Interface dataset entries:
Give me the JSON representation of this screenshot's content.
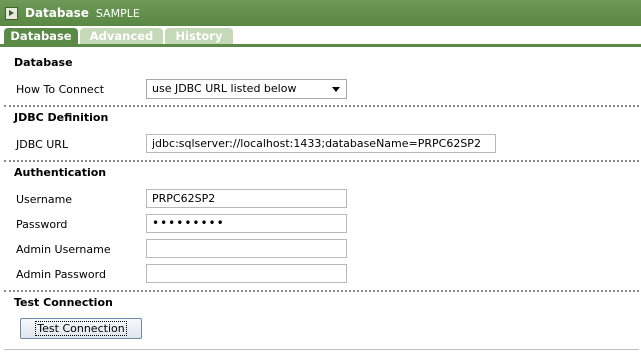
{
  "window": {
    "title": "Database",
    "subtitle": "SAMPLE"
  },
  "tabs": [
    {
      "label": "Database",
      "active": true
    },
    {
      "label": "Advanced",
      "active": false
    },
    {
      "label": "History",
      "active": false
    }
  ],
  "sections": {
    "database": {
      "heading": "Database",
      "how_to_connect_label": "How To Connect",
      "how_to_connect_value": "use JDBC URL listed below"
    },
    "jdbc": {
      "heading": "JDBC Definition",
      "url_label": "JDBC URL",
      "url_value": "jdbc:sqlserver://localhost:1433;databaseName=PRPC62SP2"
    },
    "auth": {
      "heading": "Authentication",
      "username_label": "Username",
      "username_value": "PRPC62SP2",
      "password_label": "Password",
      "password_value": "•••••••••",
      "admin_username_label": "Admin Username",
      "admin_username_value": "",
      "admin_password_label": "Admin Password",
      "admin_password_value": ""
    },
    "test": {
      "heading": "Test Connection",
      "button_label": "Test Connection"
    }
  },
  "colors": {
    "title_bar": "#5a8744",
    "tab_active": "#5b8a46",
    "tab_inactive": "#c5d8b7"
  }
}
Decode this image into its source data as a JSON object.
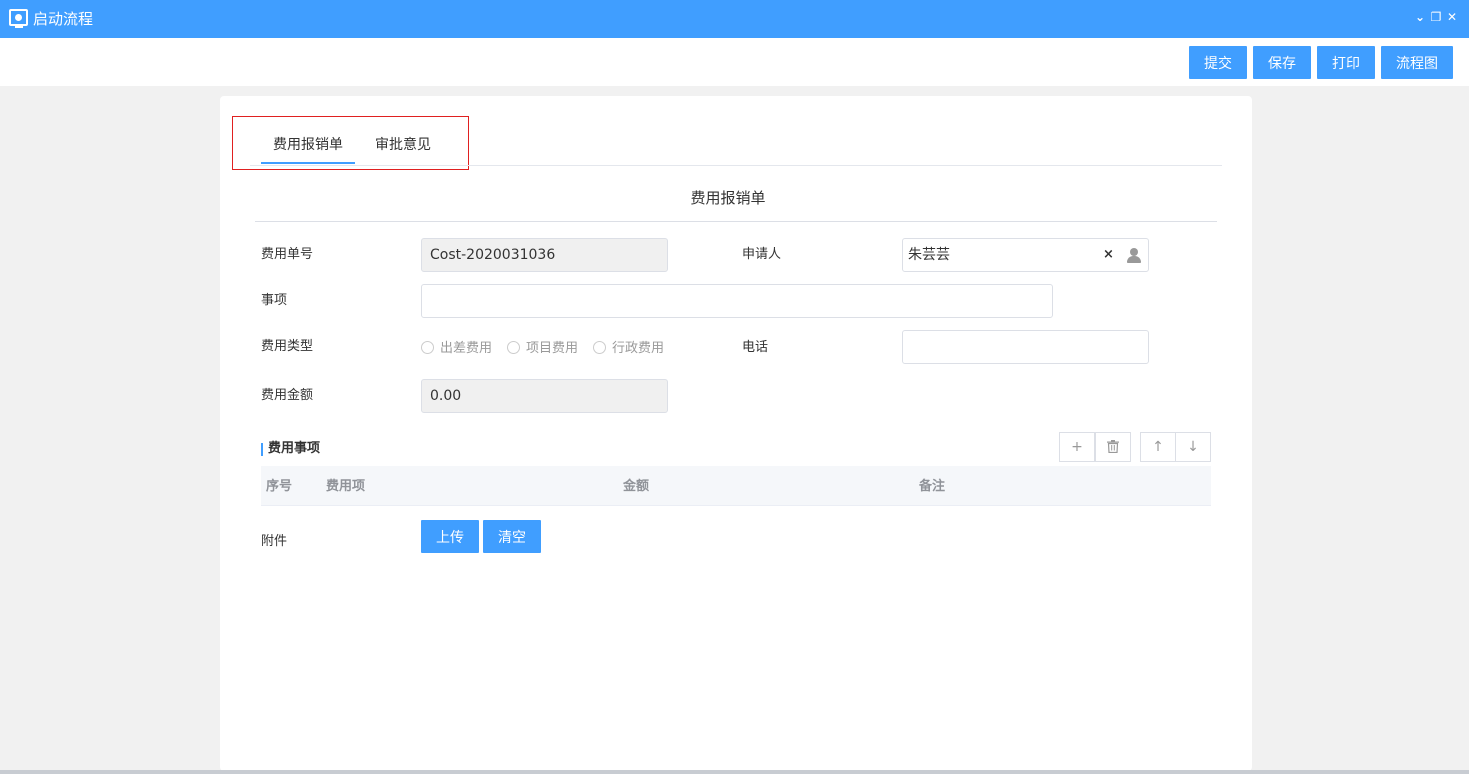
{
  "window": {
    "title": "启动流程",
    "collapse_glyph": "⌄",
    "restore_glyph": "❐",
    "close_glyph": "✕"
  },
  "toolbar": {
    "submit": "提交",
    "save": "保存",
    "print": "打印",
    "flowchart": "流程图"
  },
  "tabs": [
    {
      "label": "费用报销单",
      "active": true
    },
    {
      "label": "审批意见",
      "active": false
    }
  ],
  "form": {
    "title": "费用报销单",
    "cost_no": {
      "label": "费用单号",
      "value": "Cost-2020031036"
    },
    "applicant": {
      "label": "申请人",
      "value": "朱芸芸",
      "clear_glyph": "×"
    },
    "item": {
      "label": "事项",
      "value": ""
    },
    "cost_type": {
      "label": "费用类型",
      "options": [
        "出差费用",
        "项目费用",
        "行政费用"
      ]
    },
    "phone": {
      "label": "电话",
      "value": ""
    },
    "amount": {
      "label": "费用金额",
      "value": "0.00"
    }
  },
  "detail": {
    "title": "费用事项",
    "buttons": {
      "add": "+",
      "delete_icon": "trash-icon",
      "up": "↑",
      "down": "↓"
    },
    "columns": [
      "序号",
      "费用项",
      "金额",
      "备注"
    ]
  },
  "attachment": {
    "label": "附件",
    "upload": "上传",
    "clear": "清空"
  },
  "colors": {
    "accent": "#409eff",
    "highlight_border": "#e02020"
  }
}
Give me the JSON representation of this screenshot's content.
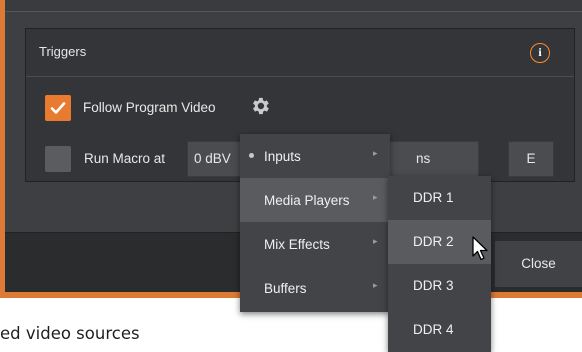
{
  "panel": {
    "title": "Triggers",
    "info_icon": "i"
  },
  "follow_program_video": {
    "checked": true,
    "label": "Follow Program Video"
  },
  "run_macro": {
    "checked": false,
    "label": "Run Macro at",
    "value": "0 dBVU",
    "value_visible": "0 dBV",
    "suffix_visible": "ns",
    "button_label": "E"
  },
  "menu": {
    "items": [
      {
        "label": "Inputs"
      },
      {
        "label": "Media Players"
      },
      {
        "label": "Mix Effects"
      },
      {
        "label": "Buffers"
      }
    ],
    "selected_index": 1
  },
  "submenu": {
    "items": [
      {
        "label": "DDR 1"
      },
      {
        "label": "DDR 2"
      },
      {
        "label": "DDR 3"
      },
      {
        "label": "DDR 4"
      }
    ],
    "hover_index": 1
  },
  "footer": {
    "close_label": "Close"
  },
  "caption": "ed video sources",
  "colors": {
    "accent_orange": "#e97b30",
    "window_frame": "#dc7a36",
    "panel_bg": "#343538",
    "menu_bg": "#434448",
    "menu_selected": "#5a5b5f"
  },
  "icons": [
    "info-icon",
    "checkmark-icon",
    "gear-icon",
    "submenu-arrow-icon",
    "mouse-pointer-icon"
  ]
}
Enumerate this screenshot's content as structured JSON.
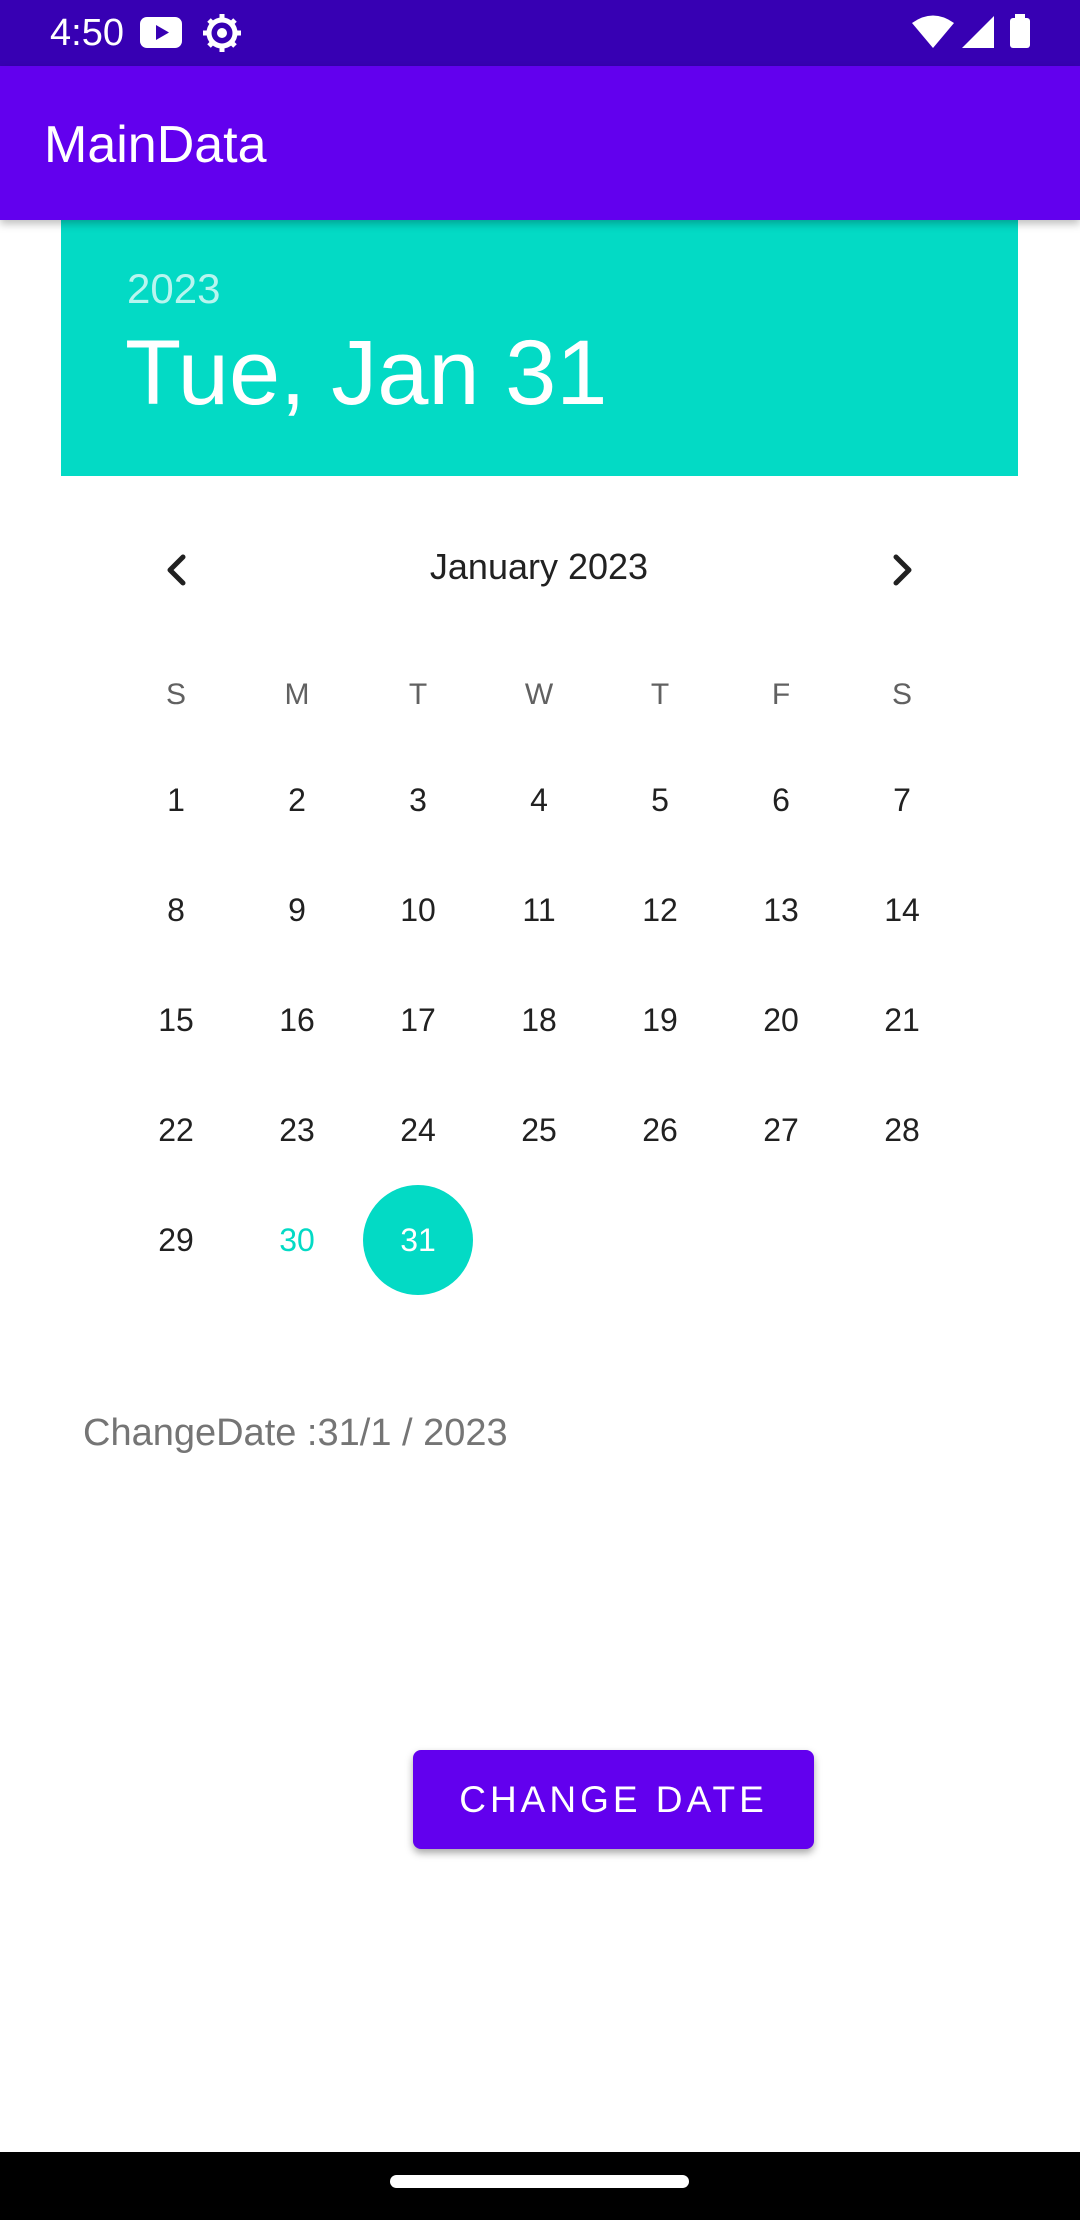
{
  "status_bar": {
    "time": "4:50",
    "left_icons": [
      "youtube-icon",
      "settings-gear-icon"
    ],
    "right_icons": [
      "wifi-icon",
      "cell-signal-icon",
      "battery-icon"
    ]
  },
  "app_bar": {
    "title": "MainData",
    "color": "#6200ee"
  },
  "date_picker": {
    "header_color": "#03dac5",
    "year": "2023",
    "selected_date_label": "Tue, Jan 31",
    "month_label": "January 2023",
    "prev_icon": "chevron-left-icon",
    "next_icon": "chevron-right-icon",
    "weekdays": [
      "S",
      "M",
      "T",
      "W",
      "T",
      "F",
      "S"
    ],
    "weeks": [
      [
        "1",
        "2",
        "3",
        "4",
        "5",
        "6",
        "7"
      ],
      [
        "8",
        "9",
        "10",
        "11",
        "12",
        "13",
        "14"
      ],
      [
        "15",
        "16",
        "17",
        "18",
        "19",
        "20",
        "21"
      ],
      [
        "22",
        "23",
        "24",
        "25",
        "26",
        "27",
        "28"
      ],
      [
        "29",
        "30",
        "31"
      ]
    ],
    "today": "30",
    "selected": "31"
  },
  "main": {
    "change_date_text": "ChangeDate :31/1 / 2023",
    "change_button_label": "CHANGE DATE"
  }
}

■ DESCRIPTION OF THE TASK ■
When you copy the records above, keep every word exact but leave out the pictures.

■ SOLUTION TO THIS PROBLEM ■
Give me the JSON representation of this screenshot's content.
{
  "window": {
    "title": "Database",
    "subtitle": "SAMPLE"
  },
  "tabs": [
    {
      "label": "Database",
      "active": true
    },
    {
      "label": "Advanced",
      "active": false
    },
    {
      "label": "History",
      "active": false
    }
  ],
  "sections": {
    "database": {
      "heading": "Database",
      "how_to_connect_label": "How To Connect",
      "how_to_connect_value": "use JDBC URL listed below"
    },
    "jdbc": {
      "heading": "JDBC Definition",
      "url_label": "JDBC URL",
      "url_value": "jdbc:sqlserver://localhost:1433;databaseName=PRPC62SP2"
    },
    "auth": {
      "heading": "Authentication",
      "username_label": "Username",
      "username_value": "PRPC62SP2",
      "password_label": "Password",
      "password_value": "•••••••••",
      "admin_username_label": "Admin Username",
      "admin_username_value": "",
      "admin_password_label": "Admin Password",
      "admin_password_value": ""
    },
    "test": {
      "heading": "Test Connection",
      "button_label": "Test Connection"
    }
  },
  "colors": {
    "title_bar": "#5a8744",
    "tab_active": "#5b8a46",
    "tab_inactive": "#c5d8b7"
  }
}
Decode this image into its source data as a JSON object.
{
  "window": {
    "title": "启动流程",
    "collapse_glyph": "⌄",
    "restore_glyph": "❐",
    "close_glyph": "✕"
  },
  "toolbar": {
    "submit": "提交",
    "save": "保存",
    "print": "打印",
    "flowchart": "流程图"
  },
  "tabs": [
    {
      "label": "费用报销单",
      "active": true
    },
    {
      "label": "审批意见",
      "active": false
    }
  ],
  "form": {
    "title": "费用报销单",
    "cost_no": {
      "label": "费用单号",
      "value": "Cost-2020031036"
    },
    "applicant": {
      "label": "申请人",
      "value": "朱芸芸",
      "clear_glyph": "×"
    },
    "item": {
      "label": "事项",
      "value": ""
    },
    "cost_type": {
      "label": "费用类型",
      "options": [
        "出差费用",
        "项目费用",
        "行政费用"
      ]
    },
    "phone": {
      "label": "电话",
      "value": ""
    },
    "amount": {
      "label": "费用金额",
      "value": "0.00"
    }
  },
  "detail": {
    "title": "费用事项",
    "buttons": {
      "add": "+",
      "delete_icon": "trash-icon",
      "up": "↑",
      "down": "↓"
    },
    "columns": [
      "序号",
      "费用项",
      "金额",
      "备注"
    ]
  },
  "attachment": {
    "label": "附件",
    "upload": "上传",
    "clear": "清空"
  },
  "colors": {
    "accent": "#409eff",
    "highlight_border": "#e02020"
  }
}
Give me the JSON representation of this screenshot's content.
{
  "panel": {
    "title": "Triggers",
    "info_icon": "i"
  },
  "follow_program_video": {
    "checked": true,
    "label": "Follow Program Video"
  },
  "run_macro": {
    "checked": false,
    "label": "Run Macro at",
    "value": "0 dBVU",
    "value_visible": "0 dBV",
    "suffix_visible": "ns",
    "button_label": "E"
  },
  "menu": {
    "items": [
      {
        "label": "Inputs"
      },
      {
        "label": "Media Players"
      },
      {
        "label": "Mix Effects"
      },
      {
        "label": "Buffers"
      }
    ],
    "selected_index": 1
  },
  "submenu": {
    "items": [
      {
        "label": "DDR 1"
      },
      {
        "label": "DDR 2"
      },
      {
        "label": "DDR 3"
      },
      {
        "label": "DDR 4"
      }
    ],
    "hover_index": 1
  },
  "footer": {
    "close_label": "Close"
  },
  "caption": "ed video sources",
  "colors": {
    "accent_orange": "#e97b30",
    "window_frame": "#dc7a36",
    "panel_bg": "#343538",
    "menu_bg": "#434448",
    "menu_selected": "#5a5b5f"
  },
  "icons": [
    "info-icon",
    "checkmark-icon",
    "gear-icon",
    "submenu-arrow-icon",
    "mouse-pointer-icon"
  ]
}
Enumerate this screenshot's content as structured JSON.
{
  "status_bar": {
    "time": "4:50",
    "left_icons": [
      "youtube-icon",
      "settings-gear-icon"
    ],
    "right_icons": [
      "wifi-icon",
      "cell-signal-icon",
      "battery-icon"
    ]
  },
  "app_bar": {
    "title": "MainData",
    "color": "#6200ee"
  },
  "date_picker": {
    "header_color": "#03dac5",
    "year": "2023",
    "selected_date_label": "Tue, Jan 31",
    "month_label": "January 2023",
    "prev_icon": "chevron-left-icon",
    "next_icon": "chevron-right-icon",
    "weekdays": [
      "S",
      "M",
      "T",
      "W",
      "T",
      "F",
      "S"
    ],
    "weeks": [
      [
        "1",
        "2",
        "3",
        "4",
        "5",
        "6",
        "7"
      ],
      [
        "8",
        "9",
        "10",
        "11",
        "12",
        "13",
        "14"
      ],
      [
        "15",
        "16",
        "17",
        "18",
        "19",
        "20",
        "21"
      ],
      [
        "22",
        "23",
        "24",
        "25",
        "26",
        "27",
        "28"
      ],
      [
        "29",
        "30",
        "31"
      ]
    ],
    "today": "30",
    "selected": "31"
  },
  "main": {
    "change_date_text": "ChangeDate :31/1 / 2023",
    "change_button_label": "CHANGE DATE"
  }
}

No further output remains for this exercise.